    Now that is wishful thinking, isn't it?

  9. i have found lot of answers in this post of yours... thanks for sharing your thoughts....

  10. I, too, like the Stephen King approach. Take it out, look at it, put it back.

    I haven't watched a horror movie since Psycho in 1960 (I'm that old). Scared me to a nightmare, of a huge figure standing at the foot of my bed. Horror is my least favorite genre, but I do agree with all the "psychological" interpretations everyone has mentioned here. Strange stuff lurks in our sub-conscious! (I read a lot of Freud and Jung when I was a teenager.)

    A most thought provoking post. Thank you!

  11. Great post. Well said. Horror is also another (safe and vicarious) method in which to exercise the old primal fear reflexes (ducking behind the sofa etc...)

  12. Interesting post. And all very good ponts. I don't write horror and I don't read much of it. I write urban/dark fantasy. I am a very critical author/reader/person, I disect and think about everything. (Thank you Dr. Bailey).

    You asked a lot of the same questions I think about when I read and write. What does this piece say about me? About the audience reading it? About the human condition in general? Why am I attracted to and write about very broken characters?

    I used to say I wrote fantasy because I live in reality. I think I was lying. To my self mostly. I live more in my head than not. Every character I connect with and write about is an extension of me- my mind, my thoughts, how I view the world.

    I've read authors who deny that their writing says anything about them as individuals. How can that be? It came out of your head. You built the world. The people who live in it. You decided their struggles. You lived in their heads long enough to know them as well as you know yourself. And if you didn't do all that you couldn't have written a book.

    Thanks for the post.


  13. Awesome Stephen King quote and an illuminating post. Thank you!

  14. Very cool points indeed. I constantly as myself my motivations for reading/writing what I do.

    Good post to keep in mind.


  15. Consider: people who suffer great mental and/or emotional anguish cut themselves. They say it helps them to feel.

    Emotional pain, stark terror-causes the surrounding reality to come into ultra sharp focus. Sounds are clearer, smells are richer, the slightest touch brings exquisite pleasure or pain....

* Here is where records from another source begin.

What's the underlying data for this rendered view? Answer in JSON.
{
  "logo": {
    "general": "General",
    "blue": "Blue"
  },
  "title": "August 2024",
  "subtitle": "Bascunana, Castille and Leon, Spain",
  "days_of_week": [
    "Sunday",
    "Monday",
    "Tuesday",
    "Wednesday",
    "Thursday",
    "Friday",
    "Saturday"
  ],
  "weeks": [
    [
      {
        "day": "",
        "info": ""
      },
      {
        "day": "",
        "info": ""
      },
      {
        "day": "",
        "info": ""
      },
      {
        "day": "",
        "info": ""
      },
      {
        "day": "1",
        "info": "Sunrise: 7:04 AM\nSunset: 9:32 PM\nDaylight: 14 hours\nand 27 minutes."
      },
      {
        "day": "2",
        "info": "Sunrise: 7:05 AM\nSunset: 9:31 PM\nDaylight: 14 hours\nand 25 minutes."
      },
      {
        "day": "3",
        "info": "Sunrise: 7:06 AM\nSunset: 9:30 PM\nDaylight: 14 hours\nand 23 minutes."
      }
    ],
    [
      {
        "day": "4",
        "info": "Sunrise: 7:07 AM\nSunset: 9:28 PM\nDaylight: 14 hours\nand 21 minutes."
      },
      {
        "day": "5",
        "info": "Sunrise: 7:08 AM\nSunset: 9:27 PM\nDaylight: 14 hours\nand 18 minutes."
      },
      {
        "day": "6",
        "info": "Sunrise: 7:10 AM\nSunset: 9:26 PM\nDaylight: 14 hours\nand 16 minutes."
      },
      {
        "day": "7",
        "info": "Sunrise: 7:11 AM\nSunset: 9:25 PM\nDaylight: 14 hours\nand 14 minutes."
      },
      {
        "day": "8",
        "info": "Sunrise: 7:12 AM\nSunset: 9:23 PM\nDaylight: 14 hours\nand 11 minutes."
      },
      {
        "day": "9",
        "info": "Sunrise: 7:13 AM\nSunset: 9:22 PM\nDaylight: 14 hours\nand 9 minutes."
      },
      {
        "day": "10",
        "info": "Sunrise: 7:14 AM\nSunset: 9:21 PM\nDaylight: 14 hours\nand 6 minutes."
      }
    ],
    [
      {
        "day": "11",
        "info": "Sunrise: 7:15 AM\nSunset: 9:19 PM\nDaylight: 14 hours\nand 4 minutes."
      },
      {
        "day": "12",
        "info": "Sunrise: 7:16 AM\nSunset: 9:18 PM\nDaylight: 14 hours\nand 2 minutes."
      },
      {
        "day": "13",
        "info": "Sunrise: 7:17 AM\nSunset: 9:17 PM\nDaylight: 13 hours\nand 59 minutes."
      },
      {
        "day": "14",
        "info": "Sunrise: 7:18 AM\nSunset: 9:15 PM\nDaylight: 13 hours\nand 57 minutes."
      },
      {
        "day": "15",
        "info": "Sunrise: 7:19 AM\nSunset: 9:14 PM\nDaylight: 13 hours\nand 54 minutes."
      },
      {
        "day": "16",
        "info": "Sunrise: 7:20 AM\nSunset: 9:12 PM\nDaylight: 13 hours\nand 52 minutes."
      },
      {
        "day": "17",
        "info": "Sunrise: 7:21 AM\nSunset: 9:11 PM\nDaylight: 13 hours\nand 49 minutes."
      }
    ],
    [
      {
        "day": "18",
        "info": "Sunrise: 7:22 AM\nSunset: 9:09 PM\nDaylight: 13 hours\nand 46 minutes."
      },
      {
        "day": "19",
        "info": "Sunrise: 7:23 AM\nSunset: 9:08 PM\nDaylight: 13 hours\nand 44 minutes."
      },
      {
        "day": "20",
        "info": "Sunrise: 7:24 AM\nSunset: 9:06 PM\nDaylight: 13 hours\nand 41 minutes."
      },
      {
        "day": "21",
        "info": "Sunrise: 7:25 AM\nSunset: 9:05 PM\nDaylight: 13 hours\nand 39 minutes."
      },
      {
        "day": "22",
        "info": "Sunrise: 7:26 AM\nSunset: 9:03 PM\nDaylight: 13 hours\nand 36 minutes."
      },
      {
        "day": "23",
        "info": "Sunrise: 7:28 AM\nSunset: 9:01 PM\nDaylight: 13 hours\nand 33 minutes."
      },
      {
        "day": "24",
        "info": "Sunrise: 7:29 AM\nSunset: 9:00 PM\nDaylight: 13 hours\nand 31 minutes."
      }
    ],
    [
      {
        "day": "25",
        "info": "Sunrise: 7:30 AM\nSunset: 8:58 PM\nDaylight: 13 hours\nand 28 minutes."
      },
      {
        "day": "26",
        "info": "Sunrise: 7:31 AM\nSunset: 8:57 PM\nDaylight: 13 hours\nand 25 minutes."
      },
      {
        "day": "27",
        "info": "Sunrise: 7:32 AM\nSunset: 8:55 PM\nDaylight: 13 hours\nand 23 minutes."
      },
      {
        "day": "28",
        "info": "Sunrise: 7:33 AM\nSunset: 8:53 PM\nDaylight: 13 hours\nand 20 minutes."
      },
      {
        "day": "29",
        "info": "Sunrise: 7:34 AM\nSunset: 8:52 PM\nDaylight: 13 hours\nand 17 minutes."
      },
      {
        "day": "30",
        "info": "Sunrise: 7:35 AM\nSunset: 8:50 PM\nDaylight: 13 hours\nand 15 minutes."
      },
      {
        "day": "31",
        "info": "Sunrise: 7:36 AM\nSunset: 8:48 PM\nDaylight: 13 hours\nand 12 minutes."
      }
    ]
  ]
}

    I think this is part of why people like horror-the adrenalin rush...

  16. Great post! I linked it over at Kate's Library for the Friday Five!